◆ DATA SECTION
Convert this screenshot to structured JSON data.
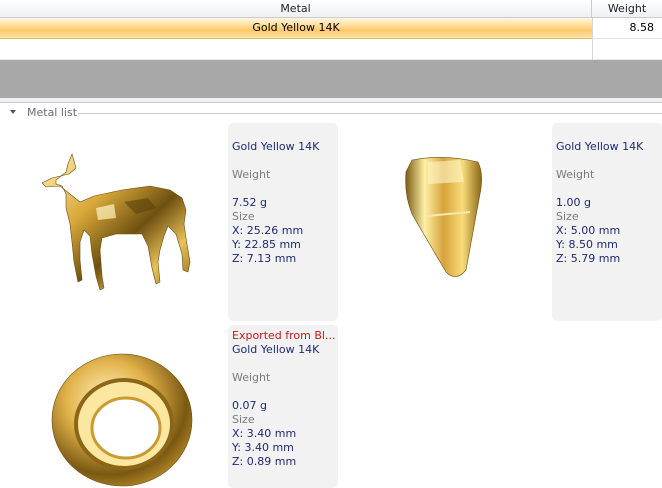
{
  "table": {
    "columns": {
      "metal": "Metal",
      "weight": "Weight"
    },
    "rows": [
      {
        "metal": "Gold Yellow 14K",
        "weight": "8.58"
      }
    ]
  },
  "group": {
    "label": "Metal list"
  },
  "items": [
    {
      "image": "deer-figurine",
      "exported": "",
      "metal": "Gold Yellow 14K",
      "weight_label": "Weight",
      "weight": "7.52 g",
      "size_label": "Size",
      "x": "X: 25.26 mm",
      "y": "Y: 22.85 mm",
      "z": "Z: 7.13 mm"
    },
    {
      "image": "pendant-bail",
      "exported": "",
      "metal": "Gold Yellow 14K",
      "weight_label": "Weight",
      "weight": "1.00 g",
      "size_label": "Size",
      "x": "X: 5.00 mm",
      "y": "Y: 8.50 mm",
      "z": "Z: 5.79 mm"
    },
    {
      "image": "jump-ring",
      "exported": "Exported from Bl...",
      "metal": "Gold Yellow 14K",
      "weight_label": "Weight",
      "weight": "0.07 g",
      "size_label": "Size",
      "x": "X: 3.40 mm",
      "y": "Y: 3.40 mm",
      "z": "Z: 0.89 mm"
    }
  ],
  "colors": {
    "selected_row": "#ffc86a",
    "metal_text": "#1e2a74",
    "exported_text": "#c81818"
  }
}
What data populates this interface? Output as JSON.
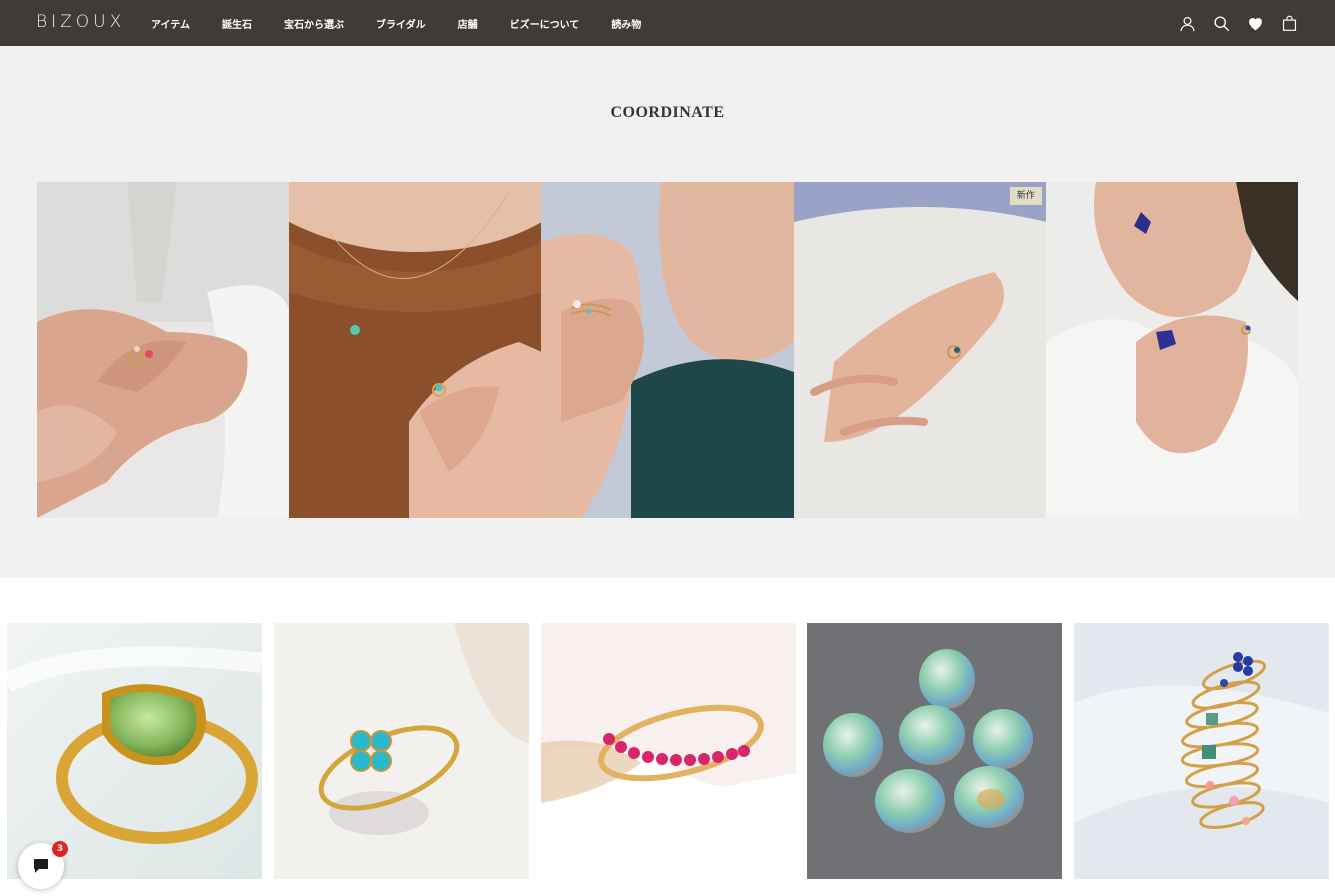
{
  "header": {
    "logo": "BIZOUX",
    "nav": [
      "アイテム",
      "誕生石",
      "宝石から選ぶ",
      "ブライダル",
      "店舗",
      "ビズーについて",
      "読み物"
    ],
    "icons": [
      "account-icon",
      "search-icon",
      "heart-icon",
      "bag-icon"
    ]
  },
  "coordinate": {
    "title": "COORDINATE",
    "badge": "新作",
    "photos": [
      "ring-on-lace-sleeve-hand",
      "necklace-and-ring-brown-blouse",
      "layered-rings-hand-at-cheek",
      "ring-hand-on-white-fabric",
      "earring-and-rings-white-top"
    ]
  },
  "products": [
    "green-pear-stone-gold-ring",
    "paraiba-flower-ring",
    "ruby-eternity-band",
    "loose-opal-stones",
    "stacked-gemstone-rings"
  ],
  "chat": {
    "count": "3",
    "icon": "chat-bubble-icon"
  },
  "colors": {
    "header_bg": "#403b37",
    "section_bg": "#f0f1f0",
    "badge_bg": "#e3ddc5",
    "chat_badge": "#e02424"
  }
}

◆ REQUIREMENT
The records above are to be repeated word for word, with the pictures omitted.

◆ ANSWER SECTION
Convert this screenshot to structured JSON data.
{
  "table": {
    "columns": {
      "metal": "Metal",
      "weight": "Weight"
    },
    "rows": [
      {
        "metal": "Gold Yellow 14K",
        "weight": "8.58"
      }
    ]
  },
  "group": {
    "label": "Metal list"
  },
  "items": [
    {
      "image": "deer-figurine",
      "exported": "",
      "metal": "Gold Yellow 14K",
      "weight_label": "Weight",
      "weight": "7.52 g",
      "size_label": "Size",
      "x": "X: 25.26 mm",
      "y": "Y: 22.85 mm",
      "z": "Z: 7.13 mm"
    },
    {
      "image": "pendant-bail",
      "exported": "",
      "metal": "Gold Yellow 14K",
      "weight_label": "Weight",
      "weight": "1.00 g",
      "size_label": "Size",
      "x": "X: 5.00 mm",
      "y": "Y: 8.50 mm",
      "z": "Z: 5.79 mm"
    },
    {
      "image": "jump-ring",
      "exported": "Exported from Bl...",
      "metal": "Gold Yellow 14K",
      "weight_label": "Weight",
      "weight": "0.07 g",
      "size_label": "Size",
      "x": "X: 3.40 mm",
      "y": "Y: 3.40 mm",
      "z": "Z: 0.89 mm"
    }
  ],
  "colors": {
    "selected_row": "#ffc86a",
    "metal_text": "#1e2a74",
    "exported_text": "#c81818"
  }
}
What data populates this interface? Output as JSON.
{
  "header": {
    "logo": "BIZOUX",
    "nav": [
      "アイテム",
      "誕生石",
      "宝石から選ぶ",
      "ブライダル",
      "店舗",
      "ビズーについて",
      "読み物"
    ],
    "icons": [
      "account-icon",
      "search-icon",
      "heart-icon",
      "bag-icon"
    ]
  },
  "coordinate": {
    "title": "COORDINATE",
    "badge": "新作",
    "photos": [
      "ring-on-lace-sleeve-hand",
      "necklace-and-ring-brown-blouse",
      "layered-rings-hand-at-cheek",
      "ring-hand-on-white-fabric",
      "earring-and-rings-white-top"
    ]
  },
  "products": [
    "green-pear-stone-gold-ring",
    "paraiba-flower-ring",
    "ruby-eternity-band",
    "loose-opal-stones",
    "stacked-gemstone-rings"
  ],
  "chat": {
    "count": "3",
    "icon": "chat-bubble-icon"
  },
  "colors": {
    "header_bg": "#403b37",
    "section_bg": "#f0f1f0",
    "badge_bg": "#e3ddc5",
    "chat_badge": "#e02424"
  }
}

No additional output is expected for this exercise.